What the task requires >>
Your task is to output every record exactly as it is given.
--- Available data ---
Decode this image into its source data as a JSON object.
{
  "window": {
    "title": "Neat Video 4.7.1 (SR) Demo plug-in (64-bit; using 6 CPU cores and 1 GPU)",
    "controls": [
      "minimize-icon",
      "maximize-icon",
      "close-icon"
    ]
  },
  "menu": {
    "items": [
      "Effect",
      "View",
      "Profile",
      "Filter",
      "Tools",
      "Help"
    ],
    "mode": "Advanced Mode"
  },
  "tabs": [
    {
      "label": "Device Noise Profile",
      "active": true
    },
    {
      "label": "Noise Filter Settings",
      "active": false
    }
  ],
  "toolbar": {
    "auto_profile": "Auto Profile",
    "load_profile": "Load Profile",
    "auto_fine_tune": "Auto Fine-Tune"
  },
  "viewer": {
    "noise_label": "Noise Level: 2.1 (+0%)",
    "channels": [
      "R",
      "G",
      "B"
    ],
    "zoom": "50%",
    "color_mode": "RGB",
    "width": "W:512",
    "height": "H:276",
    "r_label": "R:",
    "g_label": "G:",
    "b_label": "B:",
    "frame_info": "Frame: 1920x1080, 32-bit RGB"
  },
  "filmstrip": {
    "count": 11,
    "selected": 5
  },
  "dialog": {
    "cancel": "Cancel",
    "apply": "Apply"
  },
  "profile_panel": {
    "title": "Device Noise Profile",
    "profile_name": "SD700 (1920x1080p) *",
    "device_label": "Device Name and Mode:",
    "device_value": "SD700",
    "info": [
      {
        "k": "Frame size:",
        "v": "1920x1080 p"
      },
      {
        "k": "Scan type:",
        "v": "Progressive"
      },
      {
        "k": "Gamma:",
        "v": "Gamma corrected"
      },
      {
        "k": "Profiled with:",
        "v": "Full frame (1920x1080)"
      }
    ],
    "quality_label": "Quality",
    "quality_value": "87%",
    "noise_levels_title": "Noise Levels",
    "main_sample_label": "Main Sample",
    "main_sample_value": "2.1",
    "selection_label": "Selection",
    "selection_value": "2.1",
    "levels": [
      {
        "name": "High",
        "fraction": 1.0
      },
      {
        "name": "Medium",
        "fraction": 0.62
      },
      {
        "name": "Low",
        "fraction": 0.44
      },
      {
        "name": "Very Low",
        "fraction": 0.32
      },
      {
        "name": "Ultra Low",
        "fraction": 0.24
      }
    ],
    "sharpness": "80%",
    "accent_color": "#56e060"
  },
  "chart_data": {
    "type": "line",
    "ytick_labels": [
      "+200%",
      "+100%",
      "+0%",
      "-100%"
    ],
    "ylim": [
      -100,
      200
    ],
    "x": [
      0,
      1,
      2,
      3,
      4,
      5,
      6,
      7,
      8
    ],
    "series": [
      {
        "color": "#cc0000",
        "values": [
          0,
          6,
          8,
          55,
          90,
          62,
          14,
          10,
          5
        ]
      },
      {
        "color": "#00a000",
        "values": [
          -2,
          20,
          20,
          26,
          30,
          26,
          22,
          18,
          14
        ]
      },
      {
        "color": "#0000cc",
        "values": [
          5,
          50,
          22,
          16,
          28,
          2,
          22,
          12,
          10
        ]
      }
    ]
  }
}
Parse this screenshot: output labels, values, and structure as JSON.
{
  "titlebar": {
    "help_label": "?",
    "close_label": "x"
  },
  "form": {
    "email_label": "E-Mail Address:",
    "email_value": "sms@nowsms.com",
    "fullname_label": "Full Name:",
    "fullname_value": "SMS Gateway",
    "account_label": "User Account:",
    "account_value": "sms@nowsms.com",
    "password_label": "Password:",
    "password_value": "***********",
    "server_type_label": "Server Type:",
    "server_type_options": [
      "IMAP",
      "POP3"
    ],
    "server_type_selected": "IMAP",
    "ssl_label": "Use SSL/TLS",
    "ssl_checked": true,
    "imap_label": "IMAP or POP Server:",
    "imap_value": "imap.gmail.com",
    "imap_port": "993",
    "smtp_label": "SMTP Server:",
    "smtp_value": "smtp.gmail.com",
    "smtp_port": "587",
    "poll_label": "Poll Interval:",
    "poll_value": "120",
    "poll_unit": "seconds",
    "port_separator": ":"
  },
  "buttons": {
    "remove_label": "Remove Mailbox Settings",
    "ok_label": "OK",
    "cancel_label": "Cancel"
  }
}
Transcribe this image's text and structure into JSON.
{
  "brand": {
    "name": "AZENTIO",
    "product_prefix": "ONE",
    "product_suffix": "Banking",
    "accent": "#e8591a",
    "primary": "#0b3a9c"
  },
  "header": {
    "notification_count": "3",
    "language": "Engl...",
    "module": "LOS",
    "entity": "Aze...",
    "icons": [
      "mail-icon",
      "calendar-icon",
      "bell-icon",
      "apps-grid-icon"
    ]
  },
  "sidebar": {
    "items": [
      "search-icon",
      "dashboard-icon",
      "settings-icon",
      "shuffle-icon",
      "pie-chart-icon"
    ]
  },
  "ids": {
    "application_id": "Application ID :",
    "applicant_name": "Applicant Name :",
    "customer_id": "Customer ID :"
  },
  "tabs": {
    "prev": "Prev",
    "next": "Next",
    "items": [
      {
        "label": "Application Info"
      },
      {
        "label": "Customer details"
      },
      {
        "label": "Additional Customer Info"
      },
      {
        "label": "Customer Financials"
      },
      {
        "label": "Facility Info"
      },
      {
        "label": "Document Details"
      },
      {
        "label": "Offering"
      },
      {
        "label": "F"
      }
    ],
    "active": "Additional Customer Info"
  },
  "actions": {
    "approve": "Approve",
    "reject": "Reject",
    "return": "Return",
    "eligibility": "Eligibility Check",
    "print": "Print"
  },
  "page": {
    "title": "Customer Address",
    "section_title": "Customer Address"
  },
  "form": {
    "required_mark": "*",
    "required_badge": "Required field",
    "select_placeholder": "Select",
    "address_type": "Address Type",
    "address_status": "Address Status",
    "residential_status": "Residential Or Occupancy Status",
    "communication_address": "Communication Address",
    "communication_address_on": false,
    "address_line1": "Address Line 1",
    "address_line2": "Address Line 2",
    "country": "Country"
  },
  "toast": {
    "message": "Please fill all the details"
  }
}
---
Result >>
Decode this image into its source data as a JSON object.
{
  "window": {
    "title": "Neat Video 4.7.1 (SR) Demo plug-in (64-bit; using 6 CPU cores and 1 GPU)",
    "controls": [
      "minimize-icon",
      "maximize-icon",
      "close-icon"
    ]
  },
  "menu": {
    "items": [
      "Effect",
      "View",
      "Profile",
      "Filter",
      "Tools",
      "Help"
    ],
    "mode": "Advanced Mode"
  },
  "tabs": [
    {
      "label": "Device Noise Profile",
      "active": true
    },
    {
      "label": "Noise Filter Settings",
      "active": false
    }
  ],
  "toolbar": {
    "auto_profile": "Auto Profile",
    "load_profile": "Load Profile",
    "auto_fine_tune": "Auto Fine-Tune"
  },
  "viewer": {
    "noise_label": "Noise Level: 2.1 (+0%)",
    "channels": [
      "R",
      "G",
      "B"
    ],
    "zoom": "50%",
    "color_mode": "RGB",
    "width": "W:512",
    "height": "H:276",
    "r_label": "R:",
    "g_label": "G:",
    "b_label": "B:",
    "frame_info": "Frame: 1920x1080, 32-bit RGB"
  },
  "filmstrip": {
    "count": 11,
    "selected": 5
  },
  "dialog": {
    "cancel": "Cancel",
    "apply": "Apply"
  },
  "profile_panel": {
    "title": "Device Noise Profile",
    "profile_name": "SD700 (1920x1080p) *",
    "device_label": "Device Name and Mode:",
    "device_value": "SD700",
    "info": [
      {
        "k": "Frame size:",
        "v": "1920x1080 p"
      },
      {
        "k": "Scan type:",
        "v": "Progressive"
      },
      {
        "k": "Gamma:",
        "v": "Gamma corrected"
      },
      {
        "k": "Profiled with:",
        "v": "Full frame (1920x1080)"
      }
    ],
    "quality_label": "Quality",
    "quality_value": "87%",
    "noise_levels_title": "Noise Levels",
    "main_sample_label": "Main Sample",
    "main_sample_value": "2.1",
    "selection_label": "Selection",
    "selection_value": "2.1",
    "levels": [
      {
        "name": "High",
        "fraction": 1.0
      },
      {
        "name": "Medium",
        "fraction": 0.62
      },
      {
        "name": "Low",
        "fraction": 0.44
      },
      {
        "name": "Very Low",
        "fraction": 0.32
      },
      {
        "name": "Ultra Low",
        "fraction": 0.24
      }
    ],
    "sharpness": "80%",
    "accent_color": "#56e060"
  },
  "chart_data": {
    "type": "line",
    "ytick_labels": [
      "+200%",
      "+100%",
      "+0%",
      "-100%"
    ],
    "ylim": [
      -100,
      200
    ],
    "x": [
      0,
      1,
      2,
      3,
      4,
      5,
      6,
      7,
      8
    ],
    "series": [
      {
        "color": "#cc0000",
        "values": [
          0,
          6,
          8,
          55,
          90,
          62,
          14,
          10,
          5
        ]
      },
      {
        "color": "#00a000",
        "values": [
          -2,
          20,
          20,
          26,
          30,
          26,
          22,
          18,
          14
        ]
      },
      {
        "color": "#0000cc",
        "values": [
          5,
          50,
          22,
          16,
          28,
          2,
          22,
          12,
          10
        ]
      }
    ]
  }
}
Parse this screenshot: output labels, values, and structure as JSON.
{
  "titlebar": {
    "help_label": "?",
    "close_label": "x"
  },
  "form": {
    "email_label": "E-Mail Address:",
    "email_value": "sms@nowsms.com",
    "fullname_label": "Full Name:",
    "fullname_value": "SMS Gateway",
    "account_label": "User Account:",
    "account_value": "sms@nowsms.com",
    "password_label": "Password:",
    "password_value": "***********",
    "server_type_label": "Server Type:",
    "server_type_options": [
      "IMAP",
      "POP3"
    ],
    "server_type_selected": "IMAP",
    "ssl_label": "Use SSL/TLS",
    "ssl_checked": true,
    "imap_label": "IMAP or POP Server:",
    "imap_value": "imap.gmail.com",
    "imap_port": "993",
    "smtp_label": "SMTP Server:",
    "smtp_value": "smtp.gmail.com",
    "smtp_port": "587",
    "poll_label": "Poll Interval:",
    "poll_value": "120",
    "poll_unit": "seconds",
    "port_separator": ":"
  },
  "buttons": {
    "remove_label": "Remove Mailbox Settings",
    "ok_label": "OK",
    "cancel_label": "Cancel"
  }
}
Transcribe this image's text and structure into JSON.
{
  "brand": {
    "name": "AZENTIO",
    "product_prefix": "ONE",
    "product_suffix": "Banking",
    "accent": "#e8591a",
    "primary": "#0b3a9c"
  },
  "header": {
    "notification_count": "3",
    "language": "Engl...",
    "module": "LOS",
    "entity": "Aze...",
    "icons": [
      "mail-icon",
      "calendar-icon",
      "bell-icon",
      "apps-grid-icon"
    ]
  },
  "sidebar": {
    "items": [
      "search-icon",
      "dashboard-icon",
      "settings-icon",
      "shuffle-icon",
      "pie-chart-icon"
    ]
  },
  "ids": {
    "application_id": "Application ID :",
    "applicant_name": "Applicant Name :",
    "customer_id": "Customer ID :"
  },
  "tabs": {
    "prev": "Prev",
    "next": "Next",
    "items": [
      {
        "label": "Application Info"
      },
      {
        "label": "Customer details"
      },
      {
        "label": "Additional Customer Info"
      },
      {
        "label": "Customer Financials"
      },
      {
        "label": "Facility Info"
      },
      {
        "label": "Document Details"
      },
      {
        "label": "Offering"
      },
      {
        "label": "F"
      }
    ],
    "active": "Additional Customer Info"
  },
  "actions": {
    "approve": "Approve",
    "reject": "Reject",
    "return": "Return",
    "eligibility": "Eligibility Check",
    "print": "Print"
  },
  "page": {
    "title": "Customer Address",
    "section_title": "Customer Address"
  },
  "form": {
    "required_mark": "*",
    "required_badge": "Required field",
    "select_placeholder": "Select",
    "address_type": "Address Type",
    "address_status": "Address Status",
    "residential_status": "Residential Or Occupancy Status",
    "communication_address": "Communication Address",
    "communication_address_on": false,
    "address_line1": "Address Line 1",
    "address_line2": "Address Line 2",
    "country": "Country"
  },
  "toast": {
    "message": "Please fill all the details"
  }
}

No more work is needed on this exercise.